*MATERIAL PROVIDED:*
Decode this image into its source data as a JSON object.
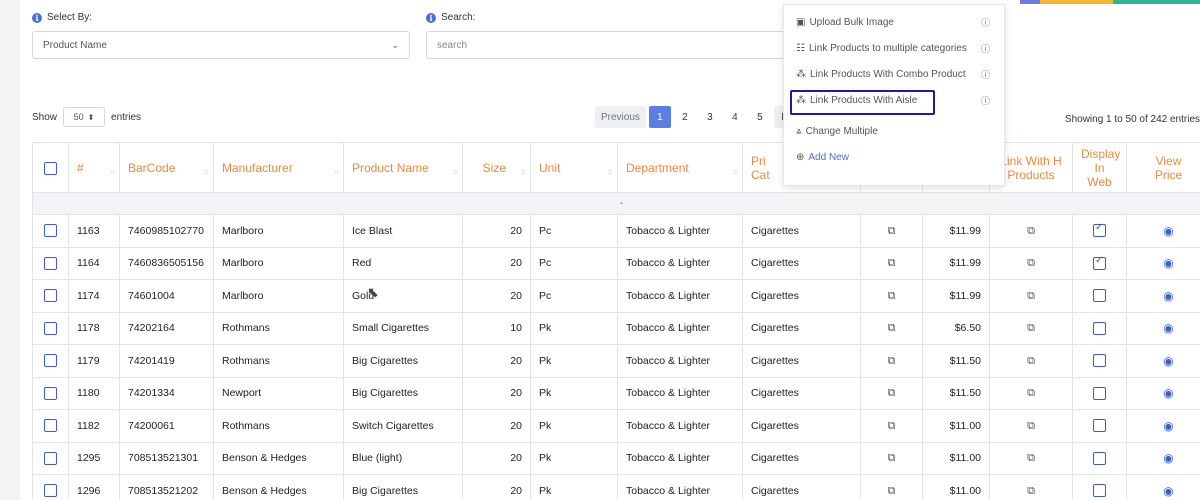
{
  "filters": {
    "select_by_label": "Select By:",
    "select_by_value": "Product Name",
    "search_label": "Search:",
    "search_placeholder": "search"
  },
  "accent_colors": [
    "#6c7bdd",
    "#f5b731",
    "#2fb58f"
  ],
  "show": {
    "show_label": "Show",
    "entries_value": "50",
    "entries_label": "entries"
  },
  "pagination": {
    "previous": "Previous",
    "pages": [
      "1",
      "2",
      "3",
      "4",
      "5"
    ],
    "next_partial": "N",
    "active": "1"
  },
  "showing_text": "Showing 1 to 50 of 242 entries",
  "table": {
    "headers": {
      "num": "#",
      "barcode": "BarCode",
      "manufacturer": "Manufacturer",
      "product_name": "Product Name",
      "size": "Size",
      "unit": "Unit",
      "department": "Department",
      "pri_cat_1": "Pri",
      "pri_cat_2": "Cat",
      "link_h_1": "Link With H",
      "link_h_2": "Products",
      "display_1": "Display",
      "display_2": "In Web",
      "view_1": "View",
      "view_2": "Price"
    },
    "separator": "-",
    "rows": [
      {
        "id": "1163",
        "barcode": "7460985102770",
        "manufacturer": "Marlboro",
        "product": "Ice Blast",
        "size": "20",
        "unit": "Pc",
        "department": "Tobacco & Lighter",
        "category": "Cigarettes",
        "price": "$11.99",
        "display": true
      },
      {
        "id": "1164",
        "barcode": "7460836505156",
        "manufacturer": "Marlboro",
        "product": "Red",
        "size": "20",
        "unit": "Pc",
        "department": "Tobacco & Lighter",
        "category": "Cigarettes",
        "price": "$11.99",
        "display": true
      },
      {
        "id": "1174",
        "barcode": "74601004",
        "manufacturer": "Marlboro",
        "product": "Gold",
        "size": "20",
        "unit": "Pc",
        "department": "Tobacco & Lighter",
        "category": "Cigarettes",
        "price": "$11.99",
        "display": false
      },
      {
        "id": "1178",
        "barcode": "74202164",
        "manufacturer": "Rothmans",
        "product": "Small Cigarettes",
        "size": "10",
        "unit": "Pk",
        "department": "Tobacco & Lighter",
        "category": "Cigarettes",
        "price": "$6.50",
        "display": false
      },
      {
        "id": "1179",
        "barcode": "74201419",
        "manufacturer": "Rothmans",
        "product": "Big Cigarettes",
        "size": "20",
        "unit": "Pk",
        "department": "Tobacco & Lighter",
        "category": "Cigarettes",
        "price": "$11.50",
        "display": false
      },
      {
        "id": "1180",
        "barcode": "74201334",
        "manufacturer": "Newport",
        "product": "Big Cigarettes",
        "size": "20",
        "unit": "Pk",
        "department": "Tobacco & Lighter",
        "category": "Cigarettes",
        "price": "$11.50",
        "display": false
      },
      {
        "id": "1182",
        "barcode": "74200061",
        "manufacturer": "Rothmans",
        "product": "Switch Cigarettes",
        "size": "20",
        "unit": "Pk",
        "department": "Tobacco & Lighter",
        "category": "Cigarettes",
        "price": "$11.00",
        "display": false
      },
      {
        "id": "1295",
        "barcode": "708513521301",
        "manufacturer": "Benson & Hedges",
        "product": "Blue (light)",
        "size": "20",
        "unit": "Pk",
        "department": "Tobacco & Lighter",
        "category": "Cigarettes",
        "price": "$11.00",
        "display": false
      },
      {
        "id": "1296",
        "barcode": "708513521202",
        "manufacturer": "Benson & Hedges",
        "product": "Big Cigarettes",
        "size": "20",
        "unit": "Pk",
        "department": "Tobacco & Lighter",
        "category": "Cigarettes",
        "price": "$11.00",
        "display": false
      }
    ]
  },
  "dropdown": {
    "items": [
      {
        "label": "Upload Bulk Image",
        "icon": "image-icon"
      },
      {
        "label": "Link Products to multiple categories",
        "icon": "categories-icon"
      },
      {
        "label": "Link Products With Combo Product",
        "icon": "combo-icon"
      },
      {
        "label": "Link Products With Aisle",
        "icon": "aisle-icon"
      },
      {
        "label": "Change Multiple",
        "icon": "change-multiple-icon"
      },
      {
        "label": "Add New",
        "icon": "add-circle-icon"
      }
    ]
  }
}
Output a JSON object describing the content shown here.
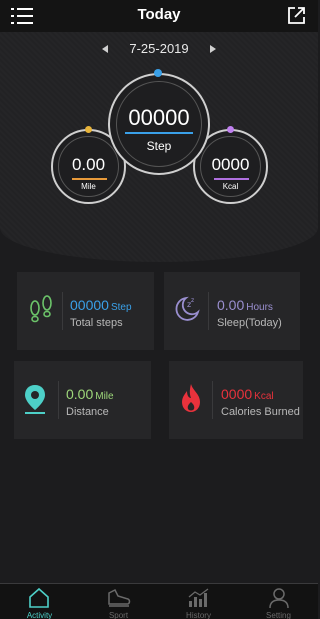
{
  "header": {
    "title": "Today"
  },
  "date": {
    "value": "7-25-2019"
  },
  "rings": {
    "steps": {
      "value": "00000",
      "label": "Step"
    },
    "mile": {
      "value": "0.00",
      "label": "Mile"
    },
    "kcal": {
      "value": "0000",
      "label": "Kcal"
    }
  },
  "cards": {
    "total_steps": {
      "value": "00000",
      "unit": "Step",
      "label": "Total steps"
    },
    "sleep": {
      "value": "0.00",
      "unit": "Hours",
      "label": "Sleep(Today)"
    },
    "distance": {
      "value": "0.00",
      "unit": "Mile",
      "label": "Distance"
    },
    "calories": {
      "value": "0000",
      "unit": "Kcal",
      "label": "Calories Burned"
    }
  },
  "tabs": [
    {
      "label": "Activity",
      "icon": "home-icon"
    },
    {
      "label": "Sport",
      "icon": "shoe-icon"
    },
    {
      "label": "History",
      "icon": "bar-chart-icon"
    },
    {
      "label": "Setting",
      "icon": "user-icon"
    }
  ],
  "colors": {
    "steps": "#3aa0e8",
    "sleep": "#8e7fd0",
    "distance": "#4dd0c8",
    "calories": "#e8323c",
    "mile_accent": "#e89a3a",
    "kcal_accent": "#b070e0"
  }
}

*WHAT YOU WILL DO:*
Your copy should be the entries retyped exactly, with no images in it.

*EXPECTED ANSWER:*
Decode this image into its source data as a JSON object.
{
  "filters": {
    "select_by_label": "Select By:",
    "select_by_value": "Product Name",
    "search_label": "Search:",
    "search_placeholder": "search"
  },
  "accent_colors": [
    "#6c7bdd",
    "#f5b731",
    "#2fb58f"
  ],
  "show": {
    "show_label": "Show",
    "entries_value": "50",
    "entries_label": "entries"
  },
  "pagination": {
    "previous": "Previous",
    "pages": [
      "1",
      "2",
      "3",
      "4",
      "5"
    ],
    "next_partial": "N",
    "active": "1"
  },
  "showing_text": "Showing 1 to 50 of 242 entries",
  "table": {
    "headers": {
      "num": "#",
      "barcode": "BarCode",
      "manufacturer": "Manufacturer",
      "product_name": "Product Name",
      "size": "Size",
      "unit": "Unit",
      "department": "Department",
      "pri_cat_1": "Pri",
      "pri_cat_2": "Cat",
      "link_h_1": "Link With H",
      "link_h_2": "Products",
      "display_1": "Display",
      "display_2": "In Web",
      "view_1": "View",
      "view_2": "Price"
    },
    "separator": "-",
    "rows": [
      {
        "id": "1163",
        "barcode": "7460985102770",
        "manufacturer": "Marlboro",
        "product": "Ice Blast",
        "size": "20",
        "unit": "Pc",
        "department": "Tobacco & Lighter",
        "category": "Cigarettes",
        "price": "$11.99",
        "display": true
      },
      {
        "id": "1164",
        "barcode": "7460836505156",
        "manufacturer": "Marlboro",
        "product": "Red",
        "size": "20",
        "unit": "Pc",
        "department": "Tobacco & Lighter",
        "category": "Cigarettes",
        "price": "$11.99",
        "display": true
      },
      {
        "id": "1174",
        "barcode": "74601004",
        "manufacturer": "Marlboro",
        "product": "Gold",
        "size": "20",
        "unit": "Pc",
        "department": "Tobacco & Lighter",
        "category": "Cigarettes",
        "price": "$11.99",
        "display": false
      },
      {
        "id": "1178",
        "barcode": "74202164",
        "manufacturer": "Rothmans",
        "product": "Small Cigarettes",
        "size": "10",
        "unit": "Pk",
        "department": "Tobacco & Lighter",
        "category": "Cigarettes",
        "price": "$6.50",
        "display": false
      },
      {
        "id": "1179",
        "barcode": "74201419",
        "manufacturer": "Rothmans",
        "product": "Big Cigarettes",
        "size": "20",
        "unit": "Pk",
        "department": "Tobacco & Lighter",
        "category": "Cigarettes",
        "price": "$11.50",
        "display": false
      },
      {
        "id": "1180",
        "barcode": "74201334",
        "manufacturer": "Newport",
        "product": "Big Cigarettes",
        "size": "20",
        "unit": "Pk",
        "department": "Tobacco & Lighter",
        "category": "Cigarettes",
        "price": "$11.50",
        "display": false
      },
      {
        "id": "1182",
        "barcode": "74200061",
        "manufacturer": "Rothmans",
        "product": "Switch Cigarettes",
        "size": "20",
        "unit": "Pk",
        "department": "Tobacco & Lighter",
        "category": "Cigarettes",
        "price": "$11.00",
        "display": false
      },
      {
        "id": "1295",
        "barcode": "708513521301",
        "manufacturer": "Benson & Hedges",
        "product": "Blue (light)",
        "size": "20",
        "unit": "Pk",
        "department": "Tobacco & Lighter",
        "category": "Cigarettes",
        "price": "$11.00",
        "display": false
      },
      {
        "id": "1296",
        "barcode": "708513521202",
        "manufacturer": "Benson & Hedges",
        "product": "Big Cigarettes",
        "size": "20",
        "unit": "Pk",
        "department": "Tobacco & Lighter",
        "category": "Cigarettes",
        "price": "$11.00",
        "display": false
      }
    ]
  },
  "dropdown": {
    "items": [
      {
        "label": "Upload Bulk Image",
        "icon": "image-icon"
      },
      {
        "label": "Link Products to multiple categories",
        "icon": "categories-icon"
      },
      {
        "label": "Link Products With Combo Product",
        "icon": "combo-icon"
      },
      {
        "label": "Link Products With Aisle",
        "icon": "aisle-icon"
      },
      {
        "label": "Change Multiple",
        "icon": "change-multiple-icon"
      },
      {
        "label": "Add New",
        "icon": "add-circle-icon"
      }
    ]
  }
}
Output a JSON object describing the content shown here.
{
  "header": {
    "title": "Today"
  },
  "date": {
    "value": "7-25-2019"
  },
  "rings": {
    "steps": {
      "value": "00000",
      "label": "Step"
    },
    "mile": {
      "value": "0.00",
      "label": "Mile"
    },
    "kcal": {
      "value": "0000",
      "label": "Kcal"
    }
  },
  "cards": {
    "total_steps": {
      "value": "00000",
      "unit": "Step",
      "label": "Total steps"
    },
    "sleep": {
      "value": "0.00",
      "unit": "Hours",
      "label": "Sleep(Today)"
    },
    "distance": {
      "value": "0.00",
      "unit": "Mile",
      "label": "Distance"
    },
    "calories": {
      "value": "0000",
      "unit": "Kcal",
      "label": "Calories Burned"
    }
  },
  "tabs": [
    {
      "label": "Activity",
      "icon": "home-icon"
    },
    {
      "label": "Sport",
      "icon": "shoe-icon"
    },
    {
      "label": "History",
      "icon": "bar-chart-icon"
    },
    {
      "label": "Setting",
      "icon": "user-icon"
    }
  ],
  "colors": {
    "steps": "#3aa0e8",
    "sleep": "#8e7fd0",
    "distance": "#4dd0c8",
    "calories": "#e8323c",
    "mile_accent": "#e89a3a",
    "kcal_accent": "#b070e0"
  }
}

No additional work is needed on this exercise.